At this stage, your Spidey-sense is important. If your gut says they aren’t a fit, it’s probably best not to move on no matter how tempting their background is.
You need to have a bit of a sales pitch here — the candidate is checking you out just as much as you are checking them out! Make them feel that even getting an offer from your company would be awesome. Do this with tact and not ego, and you’ll make them WANT to work for you because you’ll make them want to be part of your culture.
Add objectivity with assessments
I had a section on assessments but I cut it out because it wasn’t directly related to culture. I left this heading here though because I believe using an assessment process is absolutely critical, and I would be remiss if I didn’t mention we use one.
If you want to work at Tigerpaw, you have to get through our assessment process before you get a face-to-face interview.

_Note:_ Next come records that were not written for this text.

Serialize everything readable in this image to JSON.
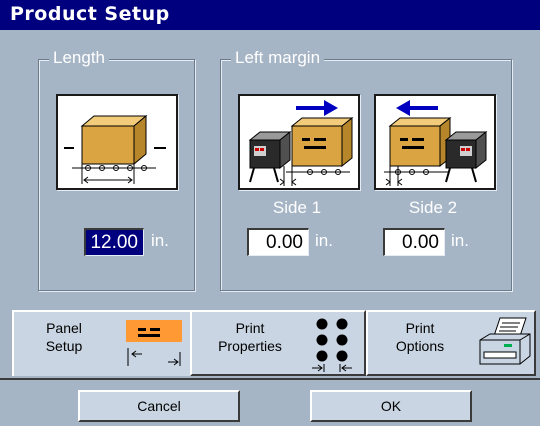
{
  "window": {
    "title": "Product Setup"
  },
  "length_group": {
    "label": "Length",
    "icon": "box-length-icon",
    "value": "12.00",
    "unit": "in."
  },
  "left_margin_group": {
    "label": "Left margin",
    "side1": {
      "label": "Side 1",
      "icon": "printer-left-side1-icon",
      "value": "0.00",
      "unit": "in."
    },
    "side2": {
      "label": "Side 2",
      "icon": "printer-right-side2-icon",
      "value": "0.00",
      "unit": "in."
    }
  },
  "tabs": [
    {
      "line1": "Panel",
      "line2": "Setup",
      "icon": "panel-setup-icon",
      "active": true
    },
    {
      "line1": "Print",
      "line2": "Properties",
      "icon": "print-properties-icon",
      "active": false
    },
    {
      "line1": "Print",
      "line2": "Options",
      "icon": "printer-icon",
      "active": false
    }
  ],
  "buttons": {
    "cancel": "Cancel",
    "ok": "OK"
  },
  "colors": {
    "title_bar": "#00007f",
    "background": "#a6b5c6",
    "box": "#d9a441",
    "arrow": "#0000c0",
    "panel_orange": "#ff9933"
  }
}
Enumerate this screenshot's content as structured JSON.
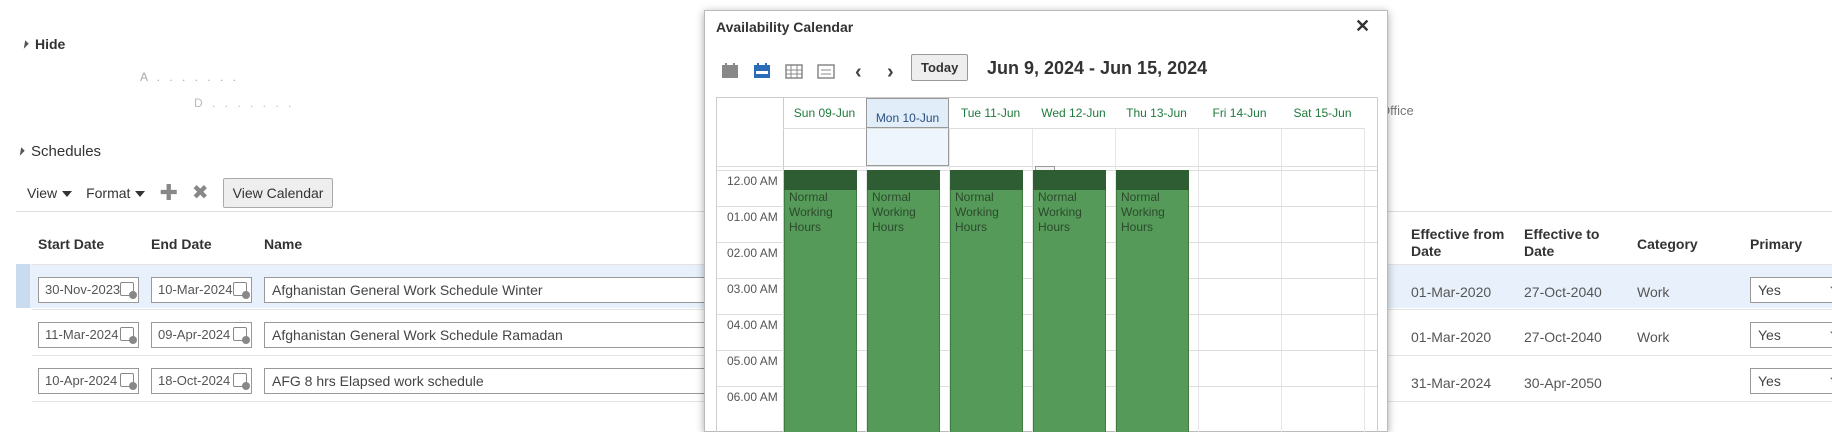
{
  "header": {
    "hide_label": "Hide",
    "obscured_1": "A  .  .  .  .  .  .  .",
    "obscured_2": "D  .  .  .  .  .  .  .",
    "office_fragment": "Office"
  },
  "schedules": {
    "title": "Schedules",
    "toolbar": {
      "view_label": "View",
      "format_label": "Format",
      "add_icon": "plus-icon",
      "delete_icon": "x-icon",
      "view_calendar_label": "View Calendar"
    },
    "columns": {
      "start": "Start Date",
      "end": "End Date",
      "name": "Name",
      "effective_from": "Effective from Date",
      "effective_to": "Effective to Date",
      "category": "Category",
      "primary": "Primary"
    },
    "rows": [
      {
        "start": "30-Nov-2023",
        "end": "10-Mar-2024",
        "name": "Afghanistan General Work Schedule Winter",
        "effective_from": "01-Mar-2020",
        "effective_to": "27-Oct-2040",
        "category": "Work",
        "primary": "Yes",
        "selected": true
      },
      {
        "start": "11-Mar-2024",
        "end": "09-Apr-2024",
        "name": "Afghanistan General Work Schedule Ramadan",
        "effective_from": "01-Mar-2020",
        "effective_to": "27-Oct-2040",
        "category": "Work",
        "primary": "Yes",
        "selected": false
      },
      {
        "start": "10-Apr-2024",
        "end": "18-Oct-2024",
        "name": "AFG 8 hrs Elapsed work schedule",
        "effective_from": "31-Mar-2024",
        "effective_to": "30-Apr-2050",
        "category": "",
        "primary": "Yes",
        "selected": false
      }
    ]
  },
  "dialog": {
    "title": "Availability Calendar",
    "close_icon": "close-icon",
    "view_icons": [
      "day-view-icon",
      "week-view-icon",
      "month-view-icon",
      "list-view-icon"
    ],
    "today_label": "Today",
    "range_label": "Jun 9, 2024 - Jun 15, 2024",
    "days": [
      "Sun 09-Jun",
      "Mon 10-Jun",
      "Tue 11-Jun",
      "Wed 12-Jun",
      "Thu 13-Jun",
      "Fri 14-Jun",
      "Sat 15-Jun"
    ],
    "selected_day": "Mon 10-Jun",
    "times": [
      "12.00 AM",
      "01.00 AM",
      "02.00 AM",
      "03.00 AM",
      "04.00 AM",
      "05.00 AM",
      "06.00 AM"
    ],
    "event_label_lines": [
      "Normal",
      "Working",
      "Hours"
    ],
    "event_days": [
      "Sun 09-Jun",
      "Mon 10-Jun",
      "Tue 11-Jun",
      "Wed 12-Jun",
      "Thu 13-Jun"
    ],
    "colors": {
      "event": "#569a59",
      "event_header": "#2f5d33",
      "day_header": "#1f7a3d",
      "selected_col": "#e1eef9"
    }
  }
}
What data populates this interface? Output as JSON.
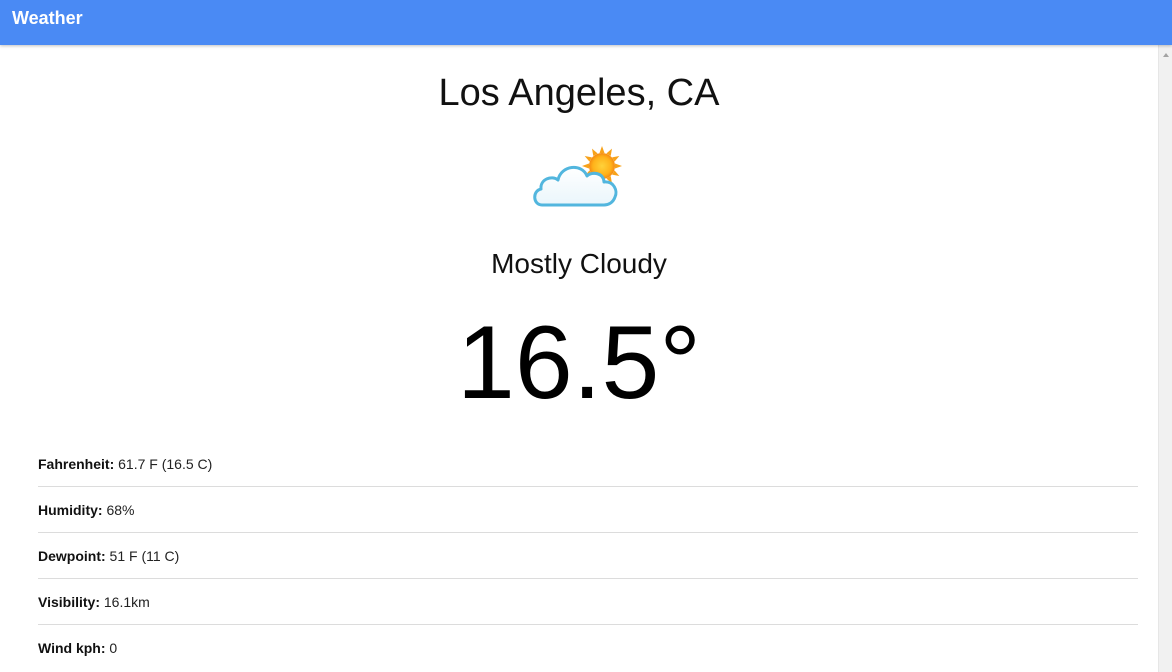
{
  "app_bar": {
    "title": "Weather",
    "color": "#4a8af4"
  },
  "weather": {
    "city": "Los Angeles, CA",
    "icon": "partly-cloudy-icon",
    "condition": "Mostly Cloudy",
    "temperature": "16.5°"
  },
  "details": [
    {
      "label": "Fahrenheit:",
      "value": "61.7 F (16.5 C)"
    },
    {
      "label": "Humidity:",
      "value": "68%"
    },
    {
      "label": "Dewpoint:",
      "value": "51 F (11 C)"
    },
    {
      "label": "Visibility:",
      "value": "16.1km"
    },
    {
      "label": "Wind kph:",
      "value": "0"
    }
  ]
}
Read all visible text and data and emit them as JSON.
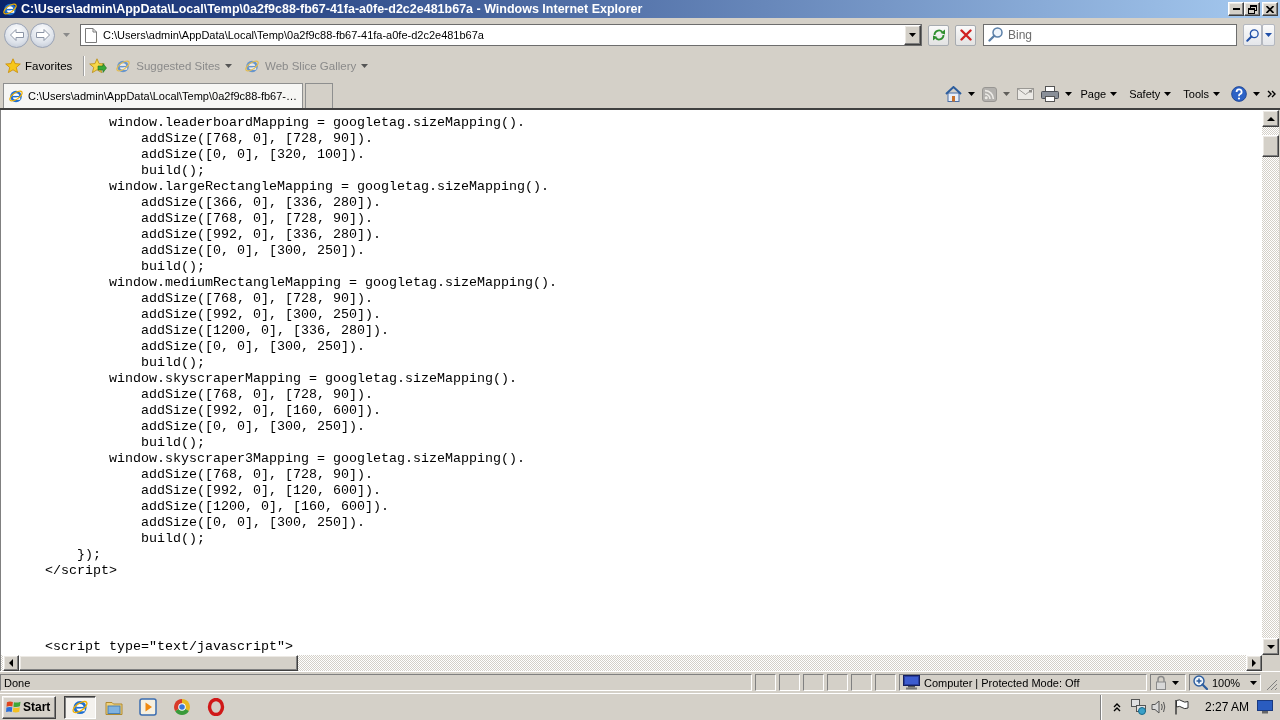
{
  "window": {
    "title": "C:\\Users\\admin\\AppData\\Local\\Temp\\0a2f9c88-fb67-41fa-a0fe-d2c2e481b67a - Windows Internet Explorer"
  },
  "navigation": {
    "back": {
      "disabled": true
    },
    "forward": {
      "disabled": true
    },
    "address": {
      "value": "C:\\Users\\admin\\AppData\\Local\\Temp\\0a2f9c88-fb67-41fa-a0fe-d2c2e481b67a"
    },
    "search": {
      "placeholder": "Bing"
    }
  },
  "favorites_bar": {
    "label": "Favorites",
    "items": [
      {
        "label": "Suggested Sites",
        "disabled": true
      },
      {
        "label": "Web Slice Gallery",
        "disabled": true
      }
    ]
  },
  "tabs": [
    {
      "label": "C:\\Users\\admin\\AppData\\Local\\Temp\\0a2f9c88-fb67-…",
      "selected": true
    }
  ],
  "command_bar": {
    "tools": [
      {
        "kind": "home",
        "disabled": false
      },
      {
        "kind": "feeds",
        "disabled": true
      },
      {
        "kind": "mail",
        "disabled": true
      },
      {
        "kind": "print",
        "disabled": false
      }
    ],
    "menus": [
      {
        "label": "Page"
      },
      {
        "label": "Safety"
      },
      {
        "label": "Tools"
      }
    ]
  },
  "source_view": {
    "lines": [
      "            window.leaderboardMapping = googletag.sizeMapping().",
      "                addSize([768, 0], [728, 90]).",
      "                addSize([0, 0], [320, 100]).",
      "                build();",
      "            window.largeRectangleMapping = googletag.sizeMapping().",
      "                addSize([366, 0], [336, 280]).",
      "                addSize([768, 0], [728, 90]).",
      "                addSize([992, 0], [336, 280]).",
      "                addSize([0, 0], [300, 250]).",
      "                build();",
      "            window.mediumRectangleMapping = googletag.sizeMapping().",
      "                addSize([768, 0], [728, 90]).",
      "                addSize([992, 0], [300, 250]).",
      "                addSize([1200, 0], [336, 280]).",
      "                addSize([0, 0], [300, 250]).",
      "                build();",
      "            window.skyscraperMapping = googletag.sizeMapping().",
      "                addSize([768, 0], [728, 90]).",
      "                addSize([992, 0], [160, 600]).",
      "                addSize([0, 0], [300, 250]).",
      "                build();",
      "            window.skyscraper3Mapping = googletag.sizeMapping().",
      "                addSize([768, 0], [728, 90]).",
      "                addSize([992, 0], [120, 600]).",
      "                addSize([1200, 0], [160, 600]).",
      "                addSize([0, 0], [300, 250]).",
      "                build();",
      "        });",
      "    </script>"
    ],
    "next_block": [
      "    <script type=\"text/javascript\">"
    ]
  },
  "status_bar": {
    "text": "Done",
    "zone": "Computer | Protected Mode: Off",
    "zoom": "100%"
  },
  "taskbar": {
    "start": "Start",
    "apps": [
      {
        "kind": "browser",
        "selected": true
      },
      {
        "kind": "folder",
        "selected": false
      },
      {
        "kind": "media",
        "selected": false
      },
      {
        "kind": "circle",
        "selected": false
      },
      {
        "kind": "ring",
        "selected": false
      }
    ],
    "clock": "2:27 AM"
  }
}
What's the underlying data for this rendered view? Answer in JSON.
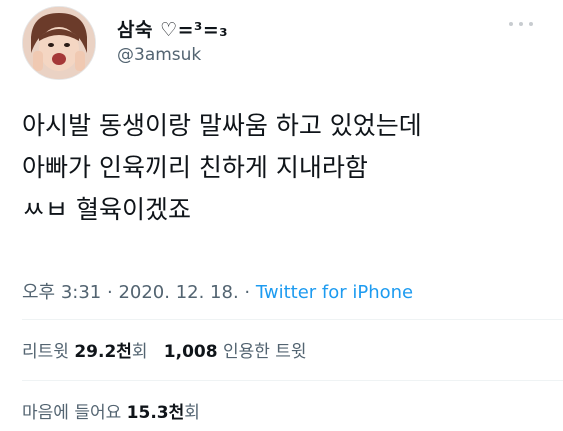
{
  "user": {
    "display_name": "삼숙 ♡=³=₃",
    "handle": "@3amsuk"
  },
  "tweet": {
    "lines": [
      "아시발 동생이랑 말싸움 하고 있었는데",
      "아빠가 인육끼리 친하게 지내라함",
      "ㅆㅂ 혈육이겠죠"
    ],
    "time": "오후 3:31",
    "sep1": " · ",
    "date": "2020. 12. 18.",
    "sep2": " · ",
    "source": "Twitter for iPhone"
  },
  "stats": {
    "retweet_label": "리트윗",
    "retweet_count": "29.2천",
    "retweet_suffix": "회",
    "quote_count": "1,008",
    "quote_label": "인용한 트윗",
    "like_label": "마음에 들어요",
    "like_count": "15.3천",
    "like_suffix": "회"
  },
  "icons": {
    "more": "more-dots-icon"
  }
}
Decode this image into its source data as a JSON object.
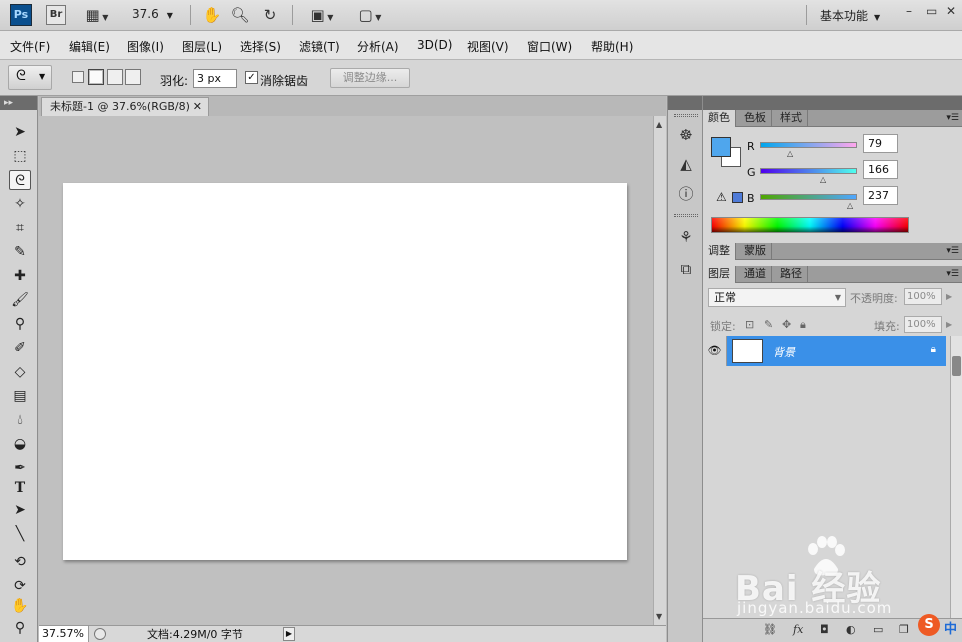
{
  "appbar": {
    "ps_logo": "Ps",
    "br_logo": "Br",
    "zoom": "37.6",
    "workspace": "基本功能"
  },
  "menu": [
    "文件(F)",
    "编辑(E)",
    "图像(I)",
    "图层(L)",
    "选择(S)",
    "滤镜(T)",
    "分析(A)",
    "3D(D)",
    "视图(V)",
    "窗口(W)",
    "帮助(H)"
  ],
  "options": {
    "feather_label": "羽化:",
    "feather_value": "3 px",
    "antialias_label": "消除锯齿",
    "antialias_checked": true,
    "refine_edge": "调整边缘..."
  },
  "document": {
    "tab_title": "未标题-1 @ 37.6%(RGB/8)",
    "status_zoom": "37.57%",
    "status_doc": "文档:4.29M/0 字节"
  },
  "color_panel": {
    "tabs": [
      "颜色",
      "色板",
      "样式"
    ],
    "channels": [
      {
        "name": "R",
        "value": "79",
        "fraction": 0.31
      },
      {
        "name": "G",
        "value": "166",
        "fraction": 0.65
      },
      {
        "name": "B",
        "value": "237",
        "fraction": 0.93
      }
    ],
    "foreground": "#4fa6ed",
    "background": "#ffffff"
  },
  "adjust_panel": {
    "tabs": [
      "调整",
      "蒙版"
    ]
  },
  "layers_panel": {
    "tabs": [
      "图层",
      "通道",
      "路径"
    ],
    "blend_mode": "正常",
    "opacity_label": "不透明度:",
    "opacity_value": "100%",
    "lock_label": "锁定:",
    "fill_label": "填充:",
    "fill_value": "100%",
    "layers": [
      {
        "name": "背景",
        "locked": true,
        "visible": true
      }
    ]
  },
  "watermark": {
    "brand": "Bai 经验",
    "url": "jingyan.baidu.com"
  },
  "ime": {
    "logo": "S",
    "mode": "中"
  }
}
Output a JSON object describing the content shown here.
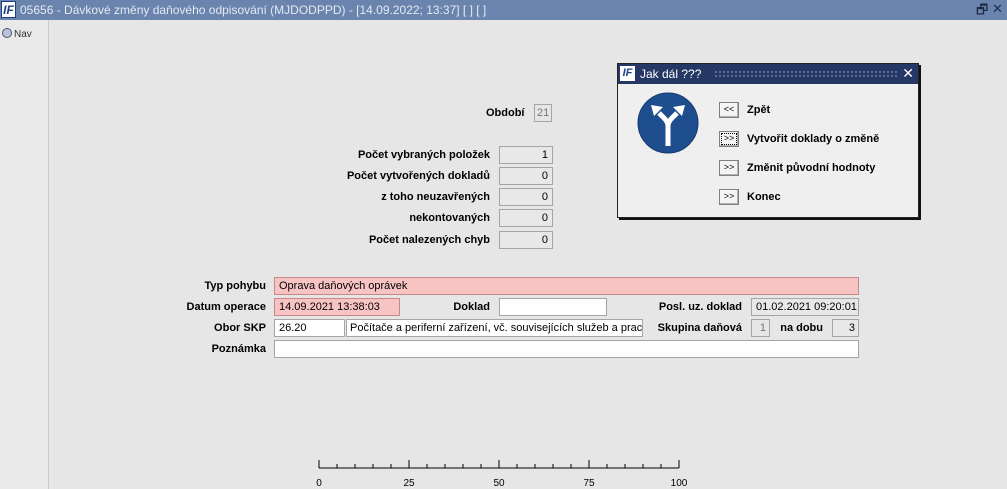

Confirm culture fit with in-person interviews
Once you build a healthy culture, it begins to take a life of its own and your employees will protect it fiercely. Let them help you find the right people and weed out those that aren’t the right people.
At Tigerpaw, we do this through in-person peer interviews. You may not meet with everyone on your future team, but you will meet with a representative group of your peers. They want to know that you have the skills to carry your own weight, but, again, a lot of their focus is on culture fit. Do they like you? Do they think they can work with you? Do they think you will add to the team or detract? Do they think you will be “one of us”?
This also lets the candidate get a feel for your culture and the people they would be working with; so, if it’s not right for them, they can self-select out of the process. If you’re going to manage at Tigerpaw – you’re also going to be interviewed by the team you are going to manage. It’s a novel, but amazing process!
A word of advice: If you let your team interview a candidate and they say “no”, don’t hire the candidate no matter what your gut says. Can I just say trust me on this one?
Sticking to a culture-first hiring process
When you have a detailed hiring process that seeks core value fits and you adhere to it with no exceptions, some positions will stay open for a painful amount of time. But consider the cost of a bad hire and the effect on the rest of the team. How much effort it takes to refill a position from a bad hire?
I highly encourage you to define your own process for finding those core value fits. And, once you get them, work your butt off to keep those people happy and engaged!
Need help defining your workplace culture and company core values? Get started by downloading this Creating Authentic Company Core Values Kit that includes directions and worksheets to guide you.